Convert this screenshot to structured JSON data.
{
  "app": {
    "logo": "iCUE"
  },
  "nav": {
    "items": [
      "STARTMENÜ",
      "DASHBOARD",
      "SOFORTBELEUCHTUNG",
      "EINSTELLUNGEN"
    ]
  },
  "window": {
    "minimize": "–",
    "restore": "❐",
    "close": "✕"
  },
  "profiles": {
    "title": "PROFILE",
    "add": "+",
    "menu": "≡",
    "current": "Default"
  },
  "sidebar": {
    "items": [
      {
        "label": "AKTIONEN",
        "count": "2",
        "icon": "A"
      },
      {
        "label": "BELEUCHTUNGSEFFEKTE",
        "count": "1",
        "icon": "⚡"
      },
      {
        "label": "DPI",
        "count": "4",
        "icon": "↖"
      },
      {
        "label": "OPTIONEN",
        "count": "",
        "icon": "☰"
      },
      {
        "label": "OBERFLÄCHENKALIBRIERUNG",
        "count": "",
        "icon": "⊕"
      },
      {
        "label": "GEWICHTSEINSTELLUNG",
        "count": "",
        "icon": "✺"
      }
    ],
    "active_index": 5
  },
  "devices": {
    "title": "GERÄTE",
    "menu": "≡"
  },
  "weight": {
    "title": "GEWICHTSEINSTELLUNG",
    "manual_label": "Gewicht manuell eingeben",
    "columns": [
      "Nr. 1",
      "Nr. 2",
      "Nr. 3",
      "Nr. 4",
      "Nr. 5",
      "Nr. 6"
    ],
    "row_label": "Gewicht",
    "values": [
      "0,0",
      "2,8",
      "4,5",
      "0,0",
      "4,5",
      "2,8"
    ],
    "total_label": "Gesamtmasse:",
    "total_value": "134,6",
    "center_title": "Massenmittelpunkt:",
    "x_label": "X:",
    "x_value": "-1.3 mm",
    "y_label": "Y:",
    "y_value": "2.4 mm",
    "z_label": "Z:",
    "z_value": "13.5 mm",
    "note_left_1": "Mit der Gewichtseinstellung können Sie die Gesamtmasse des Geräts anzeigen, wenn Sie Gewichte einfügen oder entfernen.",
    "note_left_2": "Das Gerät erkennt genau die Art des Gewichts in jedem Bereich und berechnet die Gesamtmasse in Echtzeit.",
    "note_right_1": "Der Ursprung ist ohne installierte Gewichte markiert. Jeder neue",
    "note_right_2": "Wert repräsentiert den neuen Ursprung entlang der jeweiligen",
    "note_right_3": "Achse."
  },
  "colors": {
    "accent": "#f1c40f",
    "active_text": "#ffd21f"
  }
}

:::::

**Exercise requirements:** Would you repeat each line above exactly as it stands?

**Solution to the exercise:**
Convert this screenshot to structured JSON data.
{
  "app": {
    "logo": "iCUE"
  },
  "nav": {
    "items": [
      "STARTMENÜ",
      "DASHBOARD",
      "SOFORTBELEUCHTUNG",
      "EINSTELLUNGEN"
    ]
  },
  "window": {
    "minimize": "–",
    "restore": "❐",
    "close": "✕"
  },
  "profiles": {
    "title": "PROFILE",
    "add": "+",
    "menu": "≡",
    "current": "Default"
  },
  "sidebar": {
    "items": [
      {
        "label": "AKTIONEN",
        "count": "2",
        "icon": "A"
      },
      {
        "label": "BELEUCHTUNGSEFFEKTE",
        "count": "1",
        "icon": "⚡"
      },
      {
        "label": "DPI",
        "count": "4",
        "icon": "↖"
      },
      {
        "label": "OPTIONEN",
        "count": "",
        "icon": "☰"
      },
      {
        "label": "OBERFLÄCHENKALIBRIERUNG",
        "count": "",
        "icon": "⊕"
      },
      {
        "label": "GEWICHTSEINSTELLUNG",
        "count": "",
        "icon": "✺"
      }
    ],
    "active_index": 5
  },
  "devices": {
    "title": "GERÄTE",
    "menu": "≡"
  },
  "weight": {
    "title": "GEWICHTSEINSTELLUNG",
    "manual_label": "Gewicht manuell eingeben",
    "columns": [
      "Nr. 1",
      "Nr. 2",
      "Nr. 3",
      "Nr. 4",
      "Nr. 5",
      "Nr. 6"
    ],
    "row_label": "Gewicht",
    "values": [
      "0,0",
      "2,8",
      "4,5",
      "0,0",
      "4,5",
      "2,8"
    ],
    "total_label": "Gesamtmasse:",
    "total_value": "134,6",
    "center_title": "Massenmittelpunkt:",
    "x_label": "X:",
    "x_value": "-1.3 mm",
    "y_label": "Y:",
    "y_value": "2.4 mm",
    "z_label": "Z:",
    "z_value": "13.5 mm",
    "note_left_1": "Mit der Gewichtseinstellung können Sie die Gesamtmasse des Geräts anzeigen, wenn Sie Gewichte einfügen oder entfernen.",
    "note_left_2": "Das Gerät erkennt genau die Art des Gewichts in jedem Bereich und berechnet die Gesamtmasse in Echtzeit.",
    "note_right_1": "Der Ursprung ist ohne installierte Gewichte markiert. Jeder neue",
    "note_right_2": "Wert repräsentiert den neuen Ursprung entlang der jeweiligen",
    "note_right_3": "Achse."
  },
  "colors": {
    "accent": "#f1c40f",
    "active_text": "#ffd21f"
  }
}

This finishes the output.